Finally, you need to provide a means for people to get a hold of you privately, usually an email address. The only thing that annoys me more than bloggers too lazy to write an About page is bloggers too paranoid to leave an email. Twitter and Facebook are no substitutes for this.

It goes without saying that you should use a separate email address for all blog-related business. Additionally, never ever write your email out on the Internet with the at sign and period, as spambots will pick it up and flood you with malware and junk mail. Spam-proof your email by writing it out like this: analtyphoon [at] butthumper [dot] com. Your readers can figure it out.

Alternatively, you can use a contact form that will allow people to email you without ever revealing your address publicly.

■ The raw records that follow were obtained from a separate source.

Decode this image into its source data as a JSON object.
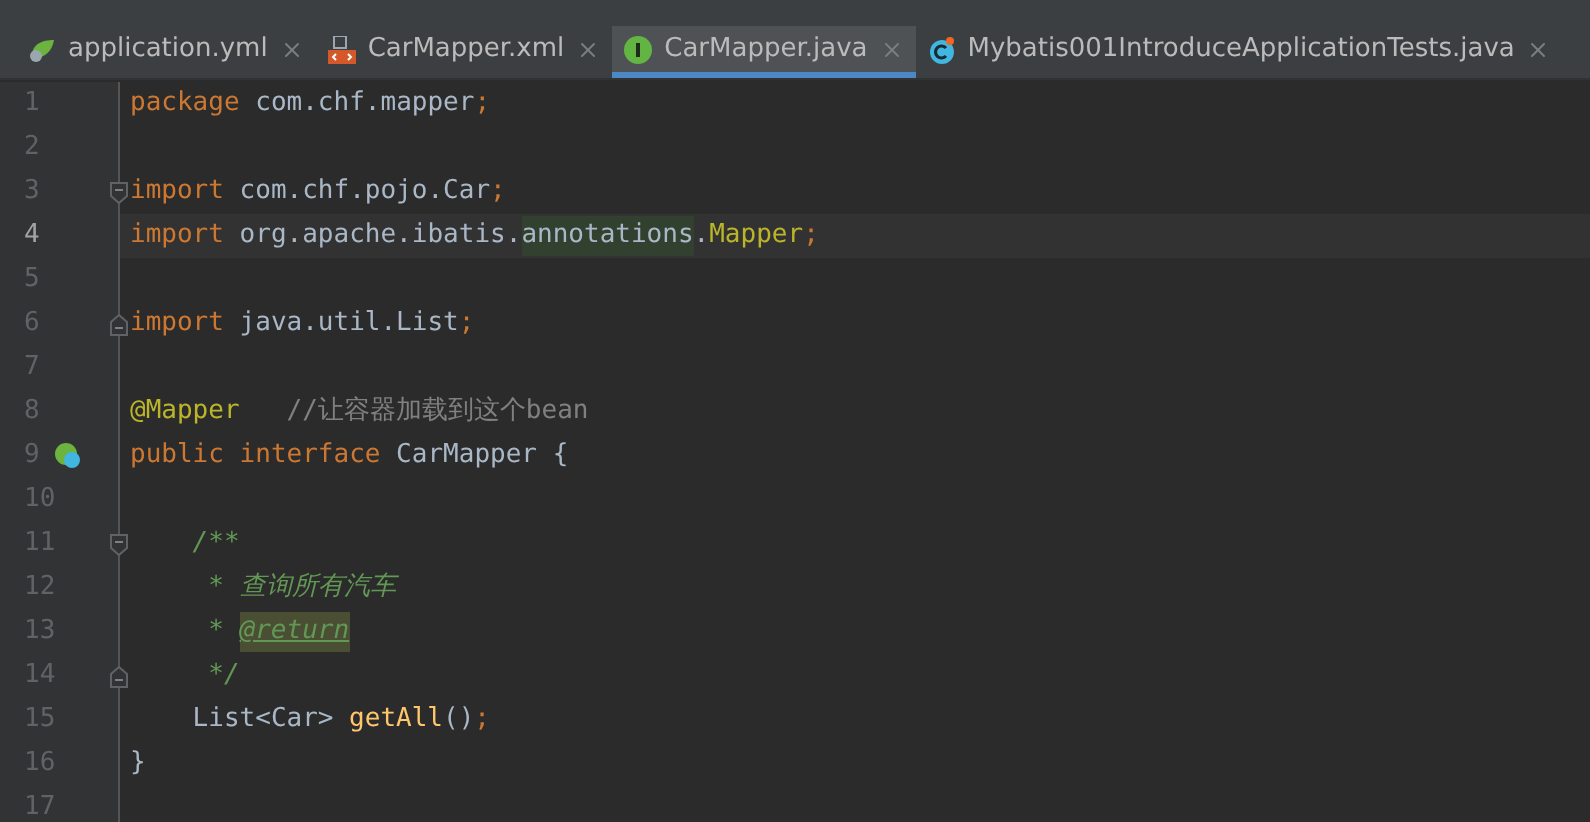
{
  "tabs": [
    {
      "label": "application.yml",
      "kind": "yml",
      "selected": false
    },
    {
      "label": "CarMapper.xml",
      "kind": "xml",
      "selected": false
    },
    {
      "label": "CarMapper.java",
      "kind": "interface",
      "selected": true
    },
    {
      "label": "Mybatis001IntroduceApplicationTests.java",
      "kind": "class",
      "selected": false
    }
  ],
  "lines": [
    {
      "number": "1",
      "current": false,
      "fold_start": false,
      "fold_end": false,
      "gutter_icon": false,
      "tokens": [
        {
          "text": "package",
          "kind": "keyword"
        },
        {
          "text": " com.chf.mapper",
          "kind": "plain"
        },
        {
          "text": ";",
          "kind": "keyword"
        }
      ]
    },
    {
      "number": "2",
      "current": false,
      "fold_start": false,
      "fold_end": false,
      "gutter_icon": false
    },
    {
      "number": "3",
      "current": false,
      "fold_start": true,
      "fold_end": false,
      "gutter_icon": false,
      "tokens": [
        {
          "text": "import",
          "kind": "keyword"
        },
        {
          "text": " com.chf.pojo.Car",
          "kind": "plain"
        },
        {
          "text": ";",
          "kind": "keyword"
        }
      ]
    },
    {
      "number": "4",
      "current": true,
      "fold_start": false,
      "fold_end": false,
      "gutter_icon": false,
      "tokens": [
        {
          "text": "import",
          "kind": "keyword"
        },
        {
          "text": " org.apache.ibatis.",
          "kind": "plain"
        },
        {
          "text": "annotations",
          "kind": "highlighted"
        },
        {
          "text": ".",
          "kind": "plain"
        },
        {
          "text": "Mapper",
          "kind": "annotation"
        },
        {
          "text": ";",
          "kind": "keyword"
        }
      ]
    },
    {
      "number": "5",
      "current": false,
      "fold_start": false,
      "fold_end": false,
      "gutter_icon": false
    },
    {
      "number": "6",
      "current": false,
      "fold_start": false,
      "fold_end": true,
      "gutter_icon": false,
      "tokens": [
        {
          "text": "import",
          "kind": "keyword"
        },
        {
          "text": " java.util.List",
          "kind": "plain"
        },
        {
          "text": ";",
          "kind": "keyword"
        }
      ]
    },
    {
      "number": "7",
      "current": false,
      "fold_start": false,
      "fold_end": false,
      "gutter_icon": false
    },
    {
      "number": "8",
      "current": false,
      "fold_start": false,
      "fold_end": false,
      "gutter_icon": false,
      "tokens": [
        {
          "text": "@Mapper",
          "kind": "annotation"
        },
        {
          "text": "   //让容器加载到这个bean",
          "kind": "comment"
        }
      ]
    },
    {
      "number": "9",
      "current": false,
      "fold_start": false,
      "fold_end": false,
      "gutter_icon": true,
      "tokens": [
        {
          "text": "public interface",
          "kind": "keyword"
        },
        {
          "text": " CarMapper {",
          "kind": "plain"
        }
      ]
    },
    {
      "number": "10",
      "current": false,
      "fold_start": false,
      "fold_end": false,
      "gutter_icon": false
    },
    {
      "number": "11",
      "current": false,
      "fold_start": true,
      "fold_end": false,
      "gutter_icon": false,
      "tokens": [
        {
          "text": "    /**",
          "kind": "doc"
        }
      ]
    },
    {
      "number": "12",
      "current": false,
      "fold_start": false,
      "fold_end": false,
      "gutter_icon": false,
      "tokens": [
        {
          "text": "     * 查询所有汽车",
          "kind": "doc"
        }
      ]
    },
    {
      "number": "13",
      "current": false,
      "fold_start": false,
      "fold_end": false,
      "gutter_icon": false,
      "tokens": [
        {
          "text": "     *",
          "kind": "doc"
        },
        {
          "text": "@return",
          "kind": "doctag"
        }
      ]
    },
    {
      "number": "14",
      "current": false,
      "fold_start": false,
      "fold_end": true,
      "gutter_icon": false,
      "tokens": [
        {
          "text": "     */",
          "kind": "doc"
        }
      ]
    },
    {
      "number": "15",
      "current": false,
      "fold_start": false,
      "fold_end": false,
      "gutter_icon": false,
      "tokens": [
        {
          "text": "    List<Car>",
          "kind": "plain"
        },
        {
          "text": "getAll",
          "kind": "method"
        },
        {
          "text": "()",
          "kind": "plain"
        },
        {
          "text": ";",
          "kind": "keyword"
        }
      ]
    },
    {
      "number": "16",
      "current": false,
      "fold_start": false,
      "fold_end": false,
      "gutter_icon": false,
      "tokens": [
        {
          "text": "}",
          "kind": "plain"
        }
      ]
    },
    {
      "number": "17",
      "current": false,
      "fold_start": false,
      "fold_end": false,
      "gutter_icon": false
    }
  ]
}
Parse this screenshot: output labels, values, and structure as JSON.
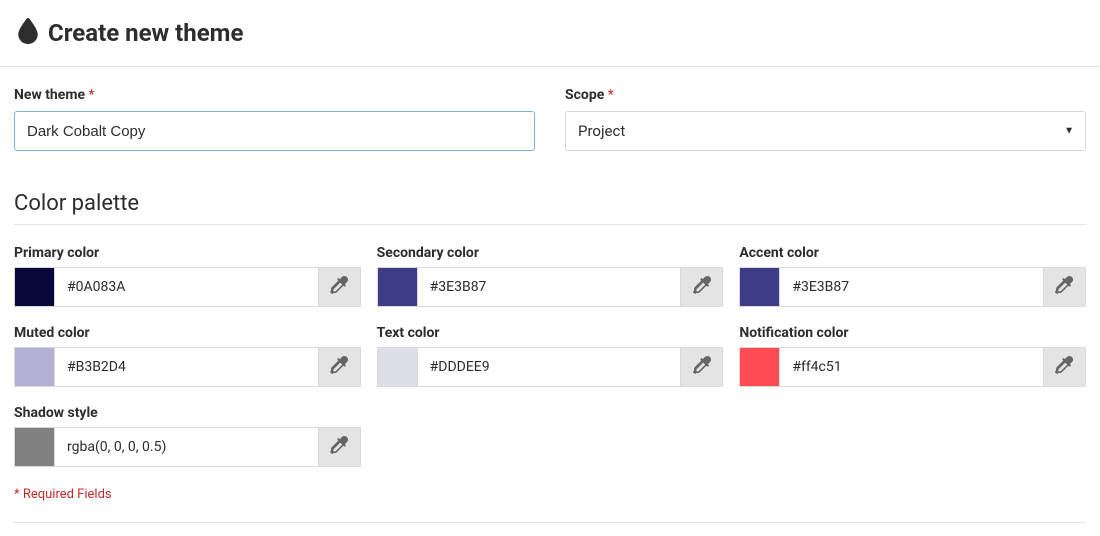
{
  "header": {
    "title": "Create new theme",
    "icon": "tint-icon"
  },
  "form": {
    "theme_name": {
      "label": "New theme",
      "required": true,
      "value": "Dark Cobalt Copy"
    },
    "scope": {
      "label": "Scope",
      "required": true,
      "value": "Project"
    }
  },
  "palette": {
    "section_title": "Color palette",
    "colors": [
      {
        "key": "primary",
        "label": "Primary color",
        "value": "#0A083A",
        "swatch": "#0A083A"
      },
      {
        "key": "secondary",
        "label": "Secondary color",
        "value": "#3E3B87",
        "swatch": "#3E3B87"
      },
      {
        "key": "accent",
        "label": "Accent color",
        "value": "#3E3B87",
        "swatch": "#3E3B87"
      },
      {
        "key": "muted",
        "label": "Muted color",
        "value": "#B3B2D4",
        "swatch": "#B3B2D4"
      },
      {
        "key": "text",
        "label": "Text color",
        "value": "#DDDEE9",
        "swatch": "#DDDEE9"
      },
      {
        "key": "notification",
        "label": "Notification color",
        "value": "#ff4c51",
        "swatch": "#ff4c51"
      },
      {
        "key": "shadow",
        "label": "Shadow style",
        "value": "rgba(0, 0, 0, 0.5)",
        "swatch": "#808080"
      }
    ]
  },
  "required_note": "* Required Fields",
  "star": " *"
}
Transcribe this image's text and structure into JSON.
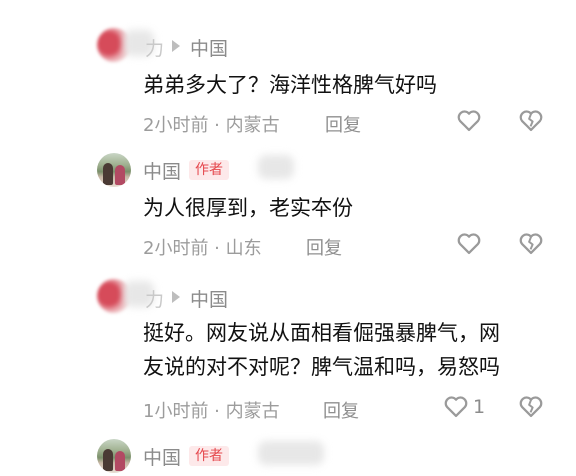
{
  "comments": [
    {
      "ip_location": "中国",
      "name_visible_char": "力",
      "text_lines": [
        "弟弟多大了？海洋性格脾气好吗"
      ],
      "time": "2小时前 · 内蒙古",
      "reply_label": "回复"
    },
    {
      "name": "中国",
      "author_badge": "作者",
      "text_lines": [
        "为人很厚到，老实夲份"
      ],
      "time": "2小时前 · 山东",
      "reply_label": "回复"
    },
    {
      "ip_location": "中国",
      "name_visible_char": "力",
      "text_lines": [
        "挺好。网友说从面相看倔强暴脾气，网",
        "友说的对不对呢？脾气温和吗，易怒吗"
      ],
      "time": "1小时前 · 内蒙古",
      "reply_label": "回复",
      "like_count": "1"
    },
    {
      "name": "中国",
      "author_badge": "作者"
    }
  ],
  "icons": {
    "like": "heart-outline-icon",
    "dislike": "broken-heart-icon",
    "separator": "play-triangle-icon"
  },
  "colors": {
    "author_badge_text": "#e5484d",
    "author_badge_bg": "#fde9ea"
  }
}
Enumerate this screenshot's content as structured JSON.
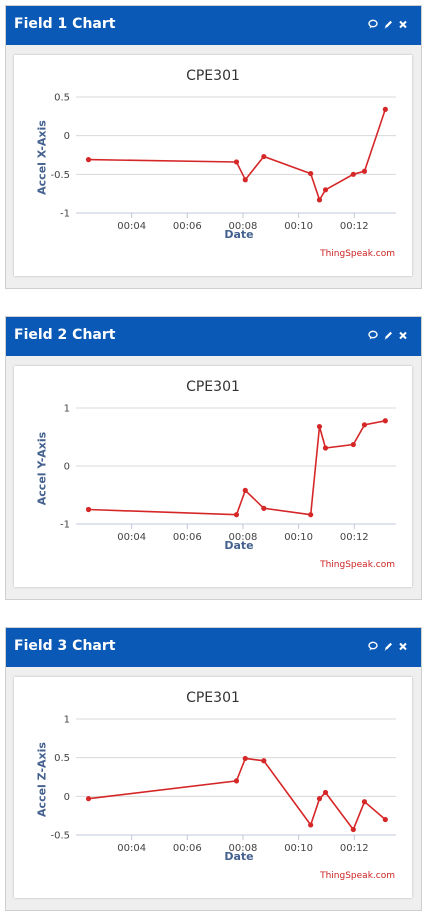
{
  "credit": "ThingSpeak.com",
  "panels": [
    {
      "header": "Field 1 Chart",
      "chart_title": "CPE301",
      "ylabel": "Accel X-Axis",
      "xlabel": "Date"
    },
    {
      "header": "Field 2 Chart",
      "chart_title": "CPE301",
      "ylabel": "Accel Y-Axis",
      "xlabel": "Date"
    },
    {
      "header": "Field 3 Chart",
      "chart_title": "CPE301",
      "ylabel": "Accel Z-Axis",
      "xlabel": "Date"
    }
  ],
  "chart_data": [
    {
      "type": "line",
      "title": "CPE301",
      "xlabel": "Date",
      "ylabel": "Accel X-Axis",
      "x_ticks": [
        "00:04",
        "00:06",
        "00:08",
        "00:10",
        "00:12"
      ],
      "y_ticks": [
        0.5,
        0,
        -0.5,
        -1
      ],
      "ylim": [
        -1,
        0.5
      ],
      "xlim": [
        "00:02:00",
        "00:13:30"
      ],
      "series": [
        {
          "color": "#d62728",
          "x": [
            "00:02:27",
            "00:07:46",
            "00:08:05",
            "00:08:45",
            "00:10:26",
            "00:10:45",
            "00:10:58",
            "00:11:58",
            "00:12:22",
            "00:13:07"
          ],
          "y": [
            -0.31,
            -0.34,
            -0.57,
            -0.27,
            -0.49,
            -0.83,
            -0.7,
            -0.5,
            -0.46,
            0.34
          ]
        }
      ],
      "grid": true
    },
    {
      "type": "line",
      "title": "CPE301",
      "xlabel": "Date",
      "ylabel": "Accel Y-Axis",
      "x_ticks": [
        "00:04",
        "00:06",
        "00:08",
        "00:10",
        "00:12"
      ],
      "y_ticks": [
        1,
        0,
        -1
      ],
      "ylim": [
        -1,
        1
      ],
      "xlim": [
        "00:02:00",
        "00:13:30"
      ],
      "series": [
        {
          "color": "#d62728",
          "x": [
            "00:02:27",
            "00:07:46",
            "00:08:05",
            "00:08:45",
            "00:10:26",
            "00:10:45",
            "00:10:58",
            "00:11:58",
            "00:12:22",
            "00:13:07"
          ],
          "y": [
            -0.75,
            -0.84,
            -0.42,
            -0.73,
            -0.84,
            0.68,
            0.31,
            0.37,
            0.71,
            0.78
          ]
        }
      ],
      "grid": true
    },
    {
      "type": "line",
      "title": "CPE301",
      "xlabel": "Date",
      "ylabel": "Accel Z-Axis",
      "x_ticks": [
        "00:04",
        "00:06",
        "00:08",
        "00:10",
        "00:12"
      ],
      "y_ticks": [
        1,
        0.5,
        0,
        -0.5
      ],
      "ylim": [
        -0.5,
        1
      ],
      "xlim": [
        "00:02:00",
        "00:13:30"
      ],
      "series": [
        {
          "color": "#d62728",
          "x": [
            "00:02:27",
            "00:07:46",
            "00:08:05",
            "00:08:45",
            "00:10:26",
            "00:10:45",
            "00:10:58",
            "00:11:58",
            "00:12:22",
            "00:13:07"
          ],
          "y": [
            -0.03,
            0.2,
            0.49,
            0.46,
            -0.37,
            -0.03,
            0.05,
            -0.43,
            -0.07,
            -0.3
          ]
        }
      ],
      "grid": true
    }
  ],
  "icons": [
    "comment-icon",
    "pencil-icon",
    "close-icon"
  ]
}
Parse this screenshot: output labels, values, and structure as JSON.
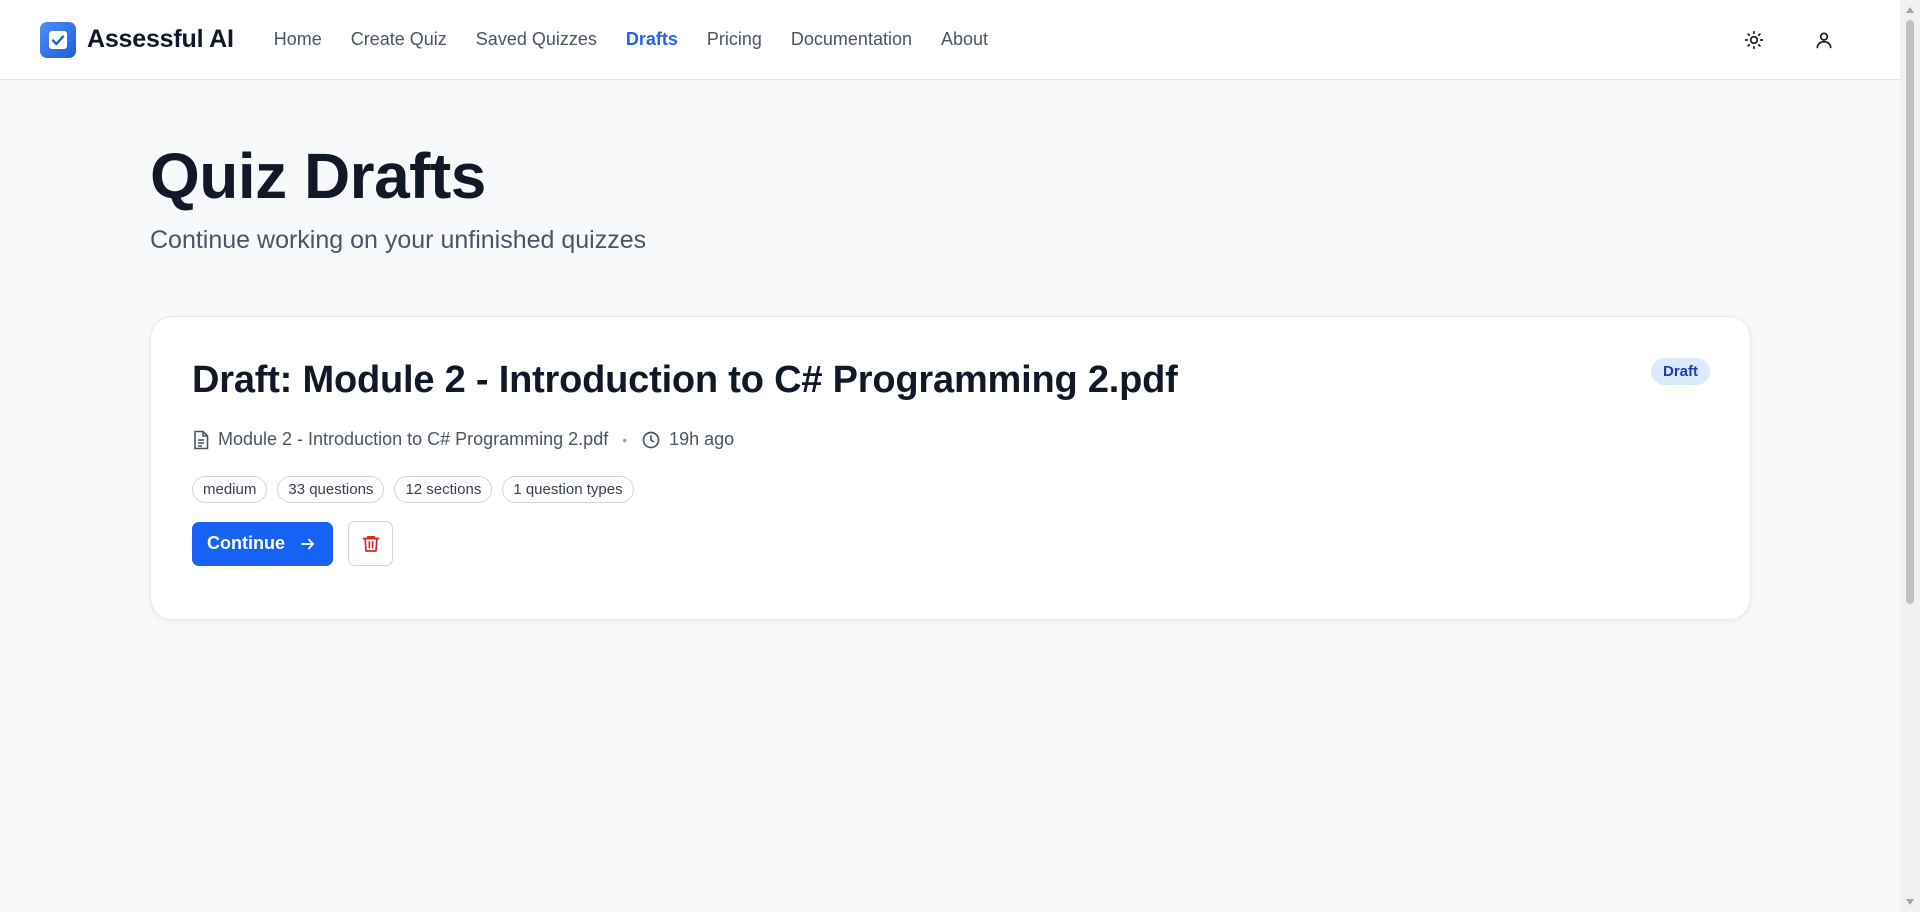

WordPress.com added this feature a while back, and the Jetpack plugin for WordPress will also give you the same functionality.

4. If you’re on a self-hosted site, modify your permalink structure.

You probably know what a link is, but what’s a permalink?

Put simply, it’s the way your blog article and page URLs are written.

By default, WordPress uses this format for permalinks: www.vaginaldischarge.com/?p=810. Beyond being horribly inconvenient for your readers, this permalink structure has a negative impact on your SEO. Fortunately, we can fix this problem up right quick.

From the Dashboard, go to the Settings tab and select Permalinks. From here, you can change your permalink structure with a simple mouse click. There are a number of different options (including the ability to create custom structures), but for simplicity and SEO purposes, you should stick with one of the Name options: post name, day and name or month and name. Which one you pick is up to you. Some folks claim that day and name and month and name hurt SEO, but I’ve never been able to tell the difference between them, so feel free to choose what you want.

And… that’s it. Your blog is ready to go.

Read Next: Why You Should Start a Blog